Exercise instructions ▸
Return each line of the listing that follows in which the string "Parametry" can be found.

Supplied records ▸
---
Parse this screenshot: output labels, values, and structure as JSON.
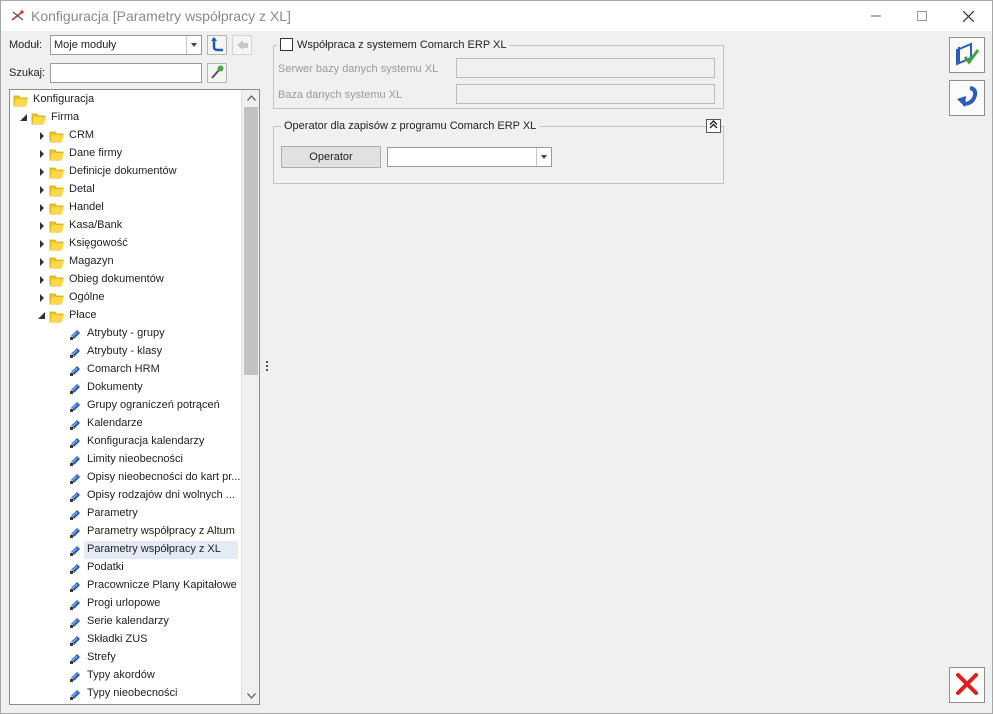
{
  "window": {
    "title": "Konfiguracja [Parametry współpracy z XL]",
    "icons": {
      "app": "app-config-icon",
      "minimize": "minimize-icon",
      "maximize": "maximize-icon",
      "close": "close-icon"
    }
  },
  "toolbar": {
    "module_label": "Moduł:",
    "module_value": "Moje moduły",
    "search_label": "Szukaj:",
    "search_value": "",
    "icons": {
      "refresh": "refresh-icon",
      "back": "back-icon",
      "search": "eyedropper-search-icon"
    }
  },
  "tree": {
    "root": "Konfiguracja",
    "firma": "Firma",
    "groups": [
      "CRM",
      "Dane firmy",
      "Definicje dokumentów",
      "Detal",
      "Handel",
      "Kasa/Bank",
      "Księgowość",
      "Magazyn",
      "Obieg dokumentów",
      "Ogólne",
      "Płace"
    ],
    "place_items": [
      "Atrybuty - grupy",
      "Atrybuty - klasy",
      "Comarch HRM",
      "Dokumenty",
      "Grupy ograniczeń potrąceń",
      "Kalendarze",
      "Konfiguracja kalendarzy",
      "Limity nieobecności",
      "Opisy nieobecności do kart pr...",
      "Opisy rodzajów dni wolnych ...",
      "Parametry",
      "Parametry współpracy z Altum",
      "Parametry współpracy z XL",
      "Podatki",
      "Pracownicze Plany Kapitałowe",
      "Progi urlopowe",
      "Serie kalendarzy",
      "Składki ZUS",
      "Strefy",
      "Typy akordów",
      "Typy nieobecności"
    ],
    "selected": "Parametry współpracy z XL",
    "icons": {
      "folder": "folder-icon",
      "leaf": "settings-item-icon",
      "expand": "expand-arrow-icon",
      "collapse": "collapse-arrow-icon"
    }
  },
  "group_erp": {
    "checkbox_label": "Współpraca z systemem Comarch ERP XL",
    "checked": false,
    "server_label": "Serwer bazy danych systemu XL",
    "server_value": "",
    "db_label": "Baza danych systemu XL",
    "db_value": ""
  },
  "group_operator": {
    "legend": "Operator dla zapisów z programu Comarch ERP XL",
    "operator_button": "Operator",
    "operator_value": "",
    "collapse_icon": "double-chevron-up-icon"
  },
  "actions": {
    "save_icon": "save-icon",
    "undo_icon": "undo-icon",
    "cancel_icon": "cancel-x-icon"
  },
  "colors": {
    "folder": "#f5c518",
    "leaf": "#2a5bbd",
    "selection": "#e5ebf5",
    "cancel": "#e01e1e",
    "save_accent": "#2a5bbd"
  }
}
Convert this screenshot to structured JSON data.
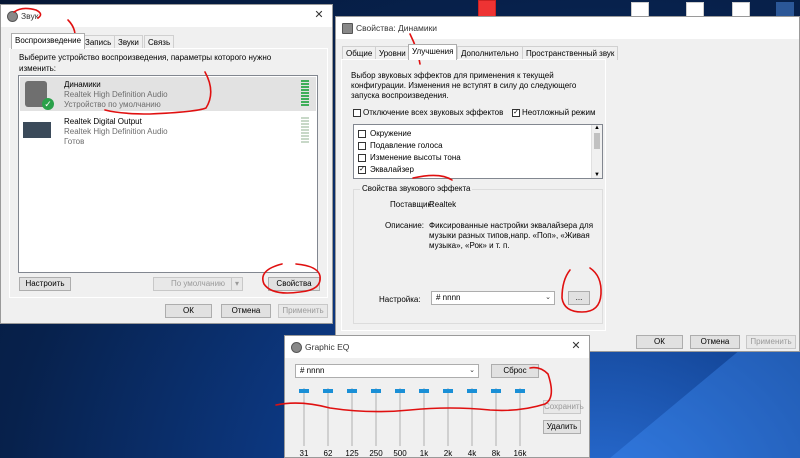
{
  "sound": {
    "title": "Звук",
    "tabs": [
      "Воспроизведение",
      "Запись",
      "Звуки",
      "Связь"
    ],
    "instruction": "Выберите устройство воспроизведения, параметры которого нужно изменить:",
    "devices": [
      {
        "name": "Динамики",
        "driver": "Realtek High Definition Audio",
        "status": "Устройство по умолчанию",
        "selected": true
      },
      {
        "name": "Realtek Digital Output",
        "driver": "Realtek High Definition Audio",
        "status": "Готов",
        "selected": false
      }
    ],
    "configure_label": "Настроить",
    "default_label": "По умолчанию",
    "properties_label": "Свойства",
    "ok_label": "ОК",
    "cancel_label": "Отмена",
    "apply_label": "Применить"
  },
  "props": {
    "title": "Свойства: Динамики",
    "tabs": [
      "Общие",
      "Уровни",
      "Улучшения",
      "Дополнительно",
      "Пространственный звук"
    ],
    "description": "Выбор звуковых эффектов для применения к текущей конфигурации. Изменения не вступят в силу до следующего запуска воспроизведения.",
    "disable_all_label": "Отключение всех звуковых эффектов",
    "immediate_label": "Неотложный режим",
    "effects": [
      {
        "label": "Окружение",
        "checked": false
      },
      {
        "label": "Подавление голоса",
        "checked": false
      },
      {
        "label": "Изменение высоты тона",
        "checked": false
      },
      {
        "label": "Эквалайзер",
        "checked": true
      }
    ],
    "effect_props_title": "Свойства звукового эффекта",
    "provider_label": "Поставщик:",
    "provider_value": "Realtek",
    "desc_label": "Описание:",
    "desc_value": "Фиксированные настройки эквалайзера для музыки разных типов,напр. «Поп», «Живая музыка», «Рок» и т. п.",
    "setting_label": "Настройка:",
    "setting_value": "# nnnn",
    "more_label": "...",
    "ok_label": "ОК",
    "cancel_label": "Отмена",
    "apply_label": "Применить"
  },
  "eq": {
    "title": "Graphic EQ",
    "preset_value": "# nnnn",
    "reset_label": "Сброс",
    "save_label": "Сохранить",
    "delete_label": "Удалить",
    "bands": [
      "31",
      "62",
      "125",
      "250",
      "500",
      "1k",
      "2k",
      "4k",
      "8k",
      "16k"
    ]
  },
  "colors": {
    "accent": "#1a8fd6",
    "annotation": "#e01010",
    "desktop": "#0d3a86"
  }
}
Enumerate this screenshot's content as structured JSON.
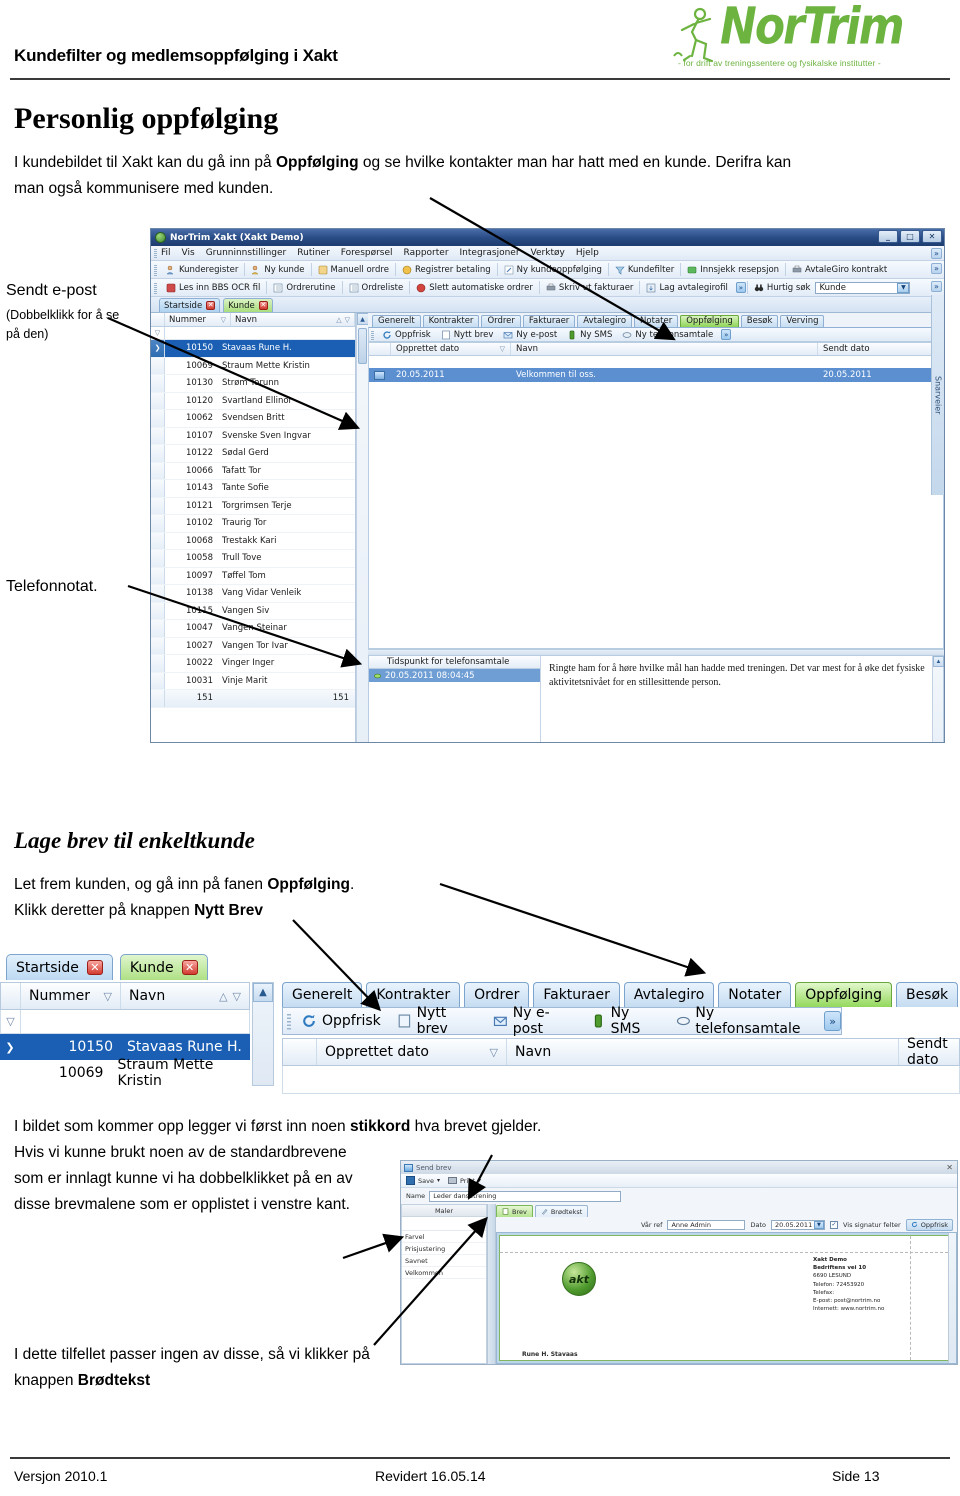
{
  "header": {
    "title": "Kundefilter og medlemsoppfølging  i Xakt",
    "logo_name": "NorTrim",
    "logo_tagline": "- for drift av treningssentere og fysikalske institutter -",
    "logo_color": "#6cb33f"
  },
  "section1": {
    "heading": "Personlig oppfølging",
    "para_before": "I kundebildet til Xakt kan du gå inn på ",
    "para_bold": "Oppfølging",
    "para_after": " og se hvilke kontakter man har hatt med en kunde. Derifra kan man også kommunisere med kunden."
  },
  "annotations": {
    "sendt_epost_title": "Sendt e-post",
    "sendt_epost_sub": "(Dobbelklikk for å se på den)",
    "telefonnotat": "Telefonnotat."
  },
  "section2": {
    "heading": "Lage brev til enkeltkunde",
    "line1_a": "Let frem kunden, og gå inn på fanen ",
    "line1_b": "Oppfølging",
    "line1_c": ".",
    "line2_a": "Klikk deretter på knappen  ",
    "line2_b": "Nytt Brev"
  },
  "section3": {
    "line1_a": "I bildet som kommer opp legger vi først inn noen ",
    "line1_b": "stikkord",
    "line1_c": " hva brevet gjelder.",
    "body": "Hvis vi kunne brukt noen av de standardbrevene som er innlagt kunne vi ha dobbelklikket på en av disse brevmalene som er opplistet i venstre kant.",
    "line3_a": "I dette tilfellet passer ingen av disse, så vi klikker på knappen  ",
    "line3_b": "Brødtekst"
  },
  "footer": {
    "version": "Versjon 2010.1",
    "revised": "Revidert 16.05.14",
    "page": "Side 13"
  },
  "app": {
    "window_title": "NorTrim Xakt (Xakt Demo)",
    "min_label": "_",
    "max_label": "□",
    "close_label": "✕",
    "menu": [
      "Fil",
      "Vis",
      "Grunninnstillinger",
      "Rutiner",
      "Forespørsel",
      "Rapporter",
      "Integrasjoner",
      "Verktøy",
      "Hjelp"
    ],
    "toolbar_row1": [
      "Kunderegister",
      "Ny kunde",
      "Manuell ordre",
      "Registrer betaling",
      "Ny kundeoppfølging",
      "Kundefilter",
      "Innsjekk resepsjon",
      "AvtaleGiro kontrakt"
    ],
    "toolbar_row2": [
      "Les inn BBS OCR fil",
      "Ordrerutine",
      "Ordreliste",
      "Slett automatiske ordrer",
      "Skriv ut fakturaer",
      "Lag avtalegirofil"
    ],
    "quick_search_label": "Hurtig søk",
    "quick_search_value": "Kunde",
    "doc_tabs": [
      {
        "label": "Startside",
        "state": "blue"
      },
      {
        "label": "Kunde",
        "state": "green"
      }
    ],
    "grid_headers": {
      "nummer": "Nummer",
      "navn": "Navn"
    },
    "customers": [
      {
        "nummer": "10150",
        "navn": "Stavaas Rune H.",
        "selected": true
      },
      {
        "nummer": "10069",
        "navn": "Straum Mette Kristin",
        "selected": false
      },
      {
        "nummer": "10130",
        "navn": "Strøm Torunn",
        "selected": false
      },
      {
        "nummer": "10120",
        "navn": "Svartland Ellinor",
        "selected": false
      },
      {
        "nummer": "10062",
        "navn": "Svendsen Britt",
        "selected": false
      },
      {
        "nummer": "10107",
        "navn": "Svenske Sven Ingvar",
        "selected": false
      },
      {
        "nummer": "10122",
        "navn": "Sødal Gerd",
        "selected": false
      },
      {
        "nummer": "10066",
        "navn": "Tafatt Tor",
        "selected": false
      },
      {
        "nummer": "10143",
        "navn": "Tante Sofie",
        "selected": false
      },
      {
        "nummer": "10121",
        "navn": "Torgrimsen Terje",
        "selected": false
      },
      {
        "nummer": "10102",
        "navn": "Traurig Tor",
        "selected": false
      },
      {
        "nummer": "10068",
        "navn": "Trestakk Kari",
        "selected": false
      },
      {
        "nummer": "10058",
        "navn": "Trull Tove",
        "selected": false
      },
      {
        "nummer": "10097",
        "navn": "Tøffel Tom",
        "selected": false
      },
      {
        "nummer": "10138",
        "navn": "Vang Vidar Venleik",
        "selected": false
      },
      {
        "nummer": "10115",
        "navn": "Vangen Siv",
        "selected": false
      },
      {
        "nummer": "10047",
        "navn": "Vangen Steinar",
        "selected": false
      },
      {
        "nummer": "10027",
        "navn": "Vangen Tor Ivar",
        "selected": false
      },
      {
        "nummer": "10022",
        "navn": "Vinger Inger",
        "selected": false
      },
      {
        "nummer": "10031",
        "navn": "Vinje Marit",
        "selected": false
      }
    ],
    "count_left": "151",
    "count_right": "151",
    "sub_tabs": [
      {
        "label": "Generelt",
        "active": false
      },
      {
        "label": "Kontrakter",
        "active": false
      },
      {
        "label": "Ordrer",
        "active": false
      },
      {
        "label": "Fakturaer",
        "active": false
      },
      {
        "label": "Avtalegiro",
        "active": false
      },
      {
        "label": "Notater",
        "active": false
      },
      {
        "label": "Oppfølging",
        "active": true
      },
      {
        "label": "Besøk",
        "active": false
      },
      {
        "label": "Verving",
        "active": false
      }
    ],
    "sub_toolbar": [
      "Oppfrisk",
      "Nytt brev",
      "Ny e-post",
      "Ny SMS",
      "Ny telefonsamtale"
    ],
    "followup_headers": {
      "dato": "Opprettet dato",
      "navn": "Navn",
      "sendt": "Sendt dato"
    },
    "followup_rows": [
      {
        "dato": "20.05.2011",
        "navn": "Velkommen til oss.",
        "sendt": "20.05.2011"
      }
    ],
    "phone_header": "Tidspunkt for telefonsamtale",
    "phone_row": "20.05.2011 08:04:45",
    "phone_note": "Ringte ham for å høre hvilke mål han hadde med treningen. Det var mest for å øke det fysiske aktivitetsnivået for en stillesittende person.",
    "sidebar_label": "Snarveier"
  },
  "letter_dialog": {
    "title": "Send brev",
    "close_label": "✕",
    "save_label": "Save",
    "print_label": "Print",
    "name_label": "Name",
    "name_value": "Leder dansetrening",
    "templates_header": "Maler",
    "templates": [
      "Farvel",
      "Prisjustering",
      "Savnet",
      "Velkommen"
    ],
    "tabs": [
      {
        "label": "Brev",
        "active": true
      },
      {
        "label": "Brødtekst",
        "active": false
      }
    ],
    "ref_label": "Vår ref",
    "ref_value": "Anne Admin",
    "date_label": "Dato",
    "date_value": "20.05.2011",
    "signature_checkbox": "Vis signatur felter",
    "refresh_label": "Oppfrisk",
    "company": {
      "name": "Xakt Demo",
      "street": "Bedriftens vei 10",
      "city": "6690 LESUND",
      "phone": "Telefon: 72453920",
      "fax": "Telefax:",
      "email": "E-post: post@nortrim.no",
      "web": "Internett: www.nortrim.no"
    },
    "recipient": "Rune H. Stavaas",
    "logo_text": "akt"
  }
}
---
Task answer ▸
    "title": "Konfiguracja [Parametry współpracy z XL]",
      "Parametry",
      "Parametry współpracy z Altum",
      "Parametry współpracy z XL",
    "selected": "Parametry współpracy z XL",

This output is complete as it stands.